Eanbald, the name of two Archbishops of York.—EANBALD I, date of birth unknown; d. August 10, 796. Most of his life was probably spent in the monastery of York. As one of the officials in the monastery, he, conjointly with Alcuin, superintended the rebuilding of the minster. Albert, in his declining years, chose Eanbald to be his coadjutor and successor. He succeeded to the archbishopric in 782 (some say 778). His first care was to obtain the pallium and Alcuin went to Rome to bring it; on his return Eanbald was solemnly confirmed in his office. He lived in troublous times. Nevertheless Eanbald carried on the School of York and treasured its great library. In August, 791, he consecrated Baldulf Bishop of Whitherne. His last public act was on June 25, 796, when he crowned Eardulf King of Northumbria. He died at the monastery of Etlete or Edete. His body was taken to York and buried in the minster.
EANBALD II, date of birth unknown; died 810 or 812. He received his education in the famous School of York where he was Alcuin‘s pupil. On the death of Eanbald I he was chosen his successor. On September 8, 797, having received the pallium from Rome, he was solemnly confirmed in the archbishopric.
He assisted Ethelard, Archbishop of Canterbury, to recover the prerogatives of which he had been despoiled by Offa. In 798 he assembled his clergy in synod at Pinchenheale (Finchale, near Durham) and there enacted a number of wise regulations relating to the ecclesiastical courts and the observance of Easter.
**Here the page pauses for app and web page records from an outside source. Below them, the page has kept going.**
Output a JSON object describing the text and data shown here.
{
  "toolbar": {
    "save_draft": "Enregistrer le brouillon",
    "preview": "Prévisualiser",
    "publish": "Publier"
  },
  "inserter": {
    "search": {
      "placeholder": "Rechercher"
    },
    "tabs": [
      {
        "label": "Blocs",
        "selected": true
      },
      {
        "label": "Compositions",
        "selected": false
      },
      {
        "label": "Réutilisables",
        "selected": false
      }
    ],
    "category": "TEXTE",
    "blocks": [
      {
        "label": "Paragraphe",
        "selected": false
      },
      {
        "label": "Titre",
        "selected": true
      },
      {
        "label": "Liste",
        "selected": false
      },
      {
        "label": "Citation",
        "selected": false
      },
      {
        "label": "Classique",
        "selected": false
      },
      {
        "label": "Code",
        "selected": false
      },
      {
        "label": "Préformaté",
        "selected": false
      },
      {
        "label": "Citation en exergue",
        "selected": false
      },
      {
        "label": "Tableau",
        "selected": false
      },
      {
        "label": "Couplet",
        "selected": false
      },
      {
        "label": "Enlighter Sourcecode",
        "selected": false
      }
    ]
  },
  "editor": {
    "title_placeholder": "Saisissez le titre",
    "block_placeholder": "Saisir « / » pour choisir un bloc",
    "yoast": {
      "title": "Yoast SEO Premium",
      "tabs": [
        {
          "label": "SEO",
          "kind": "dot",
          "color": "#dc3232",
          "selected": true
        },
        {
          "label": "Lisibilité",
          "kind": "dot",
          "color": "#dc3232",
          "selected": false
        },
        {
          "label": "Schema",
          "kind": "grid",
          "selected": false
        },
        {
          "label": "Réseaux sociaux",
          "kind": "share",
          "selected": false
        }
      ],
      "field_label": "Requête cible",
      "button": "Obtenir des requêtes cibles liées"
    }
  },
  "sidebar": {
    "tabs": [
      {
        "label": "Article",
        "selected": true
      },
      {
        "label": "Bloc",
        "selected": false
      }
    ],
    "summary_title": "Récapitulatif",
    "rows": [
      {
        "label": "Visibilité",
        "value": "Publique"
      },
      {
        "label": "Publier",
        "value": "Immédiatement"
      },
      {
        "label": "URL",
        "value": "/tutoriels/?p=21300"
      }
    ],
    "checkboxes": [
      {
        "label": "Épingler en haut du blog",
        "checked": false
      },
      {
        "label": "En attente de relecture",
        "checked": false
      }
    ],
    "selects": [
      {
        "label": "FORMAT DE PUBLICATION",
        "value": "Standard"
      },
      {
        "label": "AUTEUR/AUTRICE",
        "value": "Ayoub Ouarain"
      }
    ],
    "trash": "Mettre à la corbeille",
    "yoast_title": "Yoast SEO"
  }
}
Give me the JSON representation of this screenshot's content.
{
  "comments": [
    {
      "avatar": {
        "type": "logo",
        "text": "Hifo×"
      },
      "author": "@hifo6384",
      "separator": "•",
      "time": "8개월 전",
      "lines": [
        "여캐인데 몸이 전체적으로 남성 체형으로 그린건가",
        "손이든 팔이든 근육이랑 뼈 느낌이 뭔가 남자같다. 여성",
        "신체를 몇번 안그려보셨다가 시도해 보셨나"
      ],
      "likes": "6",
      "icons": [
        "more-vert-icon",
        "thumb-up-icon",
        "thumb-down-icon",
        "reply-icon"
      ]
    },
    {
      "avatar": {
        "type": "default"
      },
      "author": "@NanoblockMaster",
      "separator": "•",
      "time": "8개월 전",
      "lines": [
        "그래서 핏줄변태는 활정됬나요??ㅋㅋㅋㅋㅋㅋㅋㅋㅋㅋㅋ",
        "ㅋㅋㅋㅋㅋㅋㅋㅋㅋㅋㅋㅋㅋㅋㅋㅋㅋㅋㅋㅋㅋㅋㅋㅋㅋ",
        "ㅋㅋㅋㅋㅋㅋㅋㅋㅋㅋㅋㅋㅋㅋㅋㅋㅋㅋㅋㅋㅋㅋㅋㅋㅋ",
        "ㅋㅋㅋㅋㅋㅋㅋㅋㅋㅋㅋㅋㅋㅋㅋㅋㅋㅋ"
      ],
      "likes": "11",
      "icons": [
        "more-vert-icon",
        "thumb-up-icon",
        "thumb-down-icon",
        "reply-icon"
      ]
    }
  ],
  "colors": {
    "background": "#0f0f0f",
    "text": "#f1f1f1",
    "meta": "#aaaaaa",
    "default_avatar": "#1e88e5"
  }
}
Some think he was the author of a volume of decrees and that he was the first to introduce the Roman Ritual in the church of York.
G. E. HIND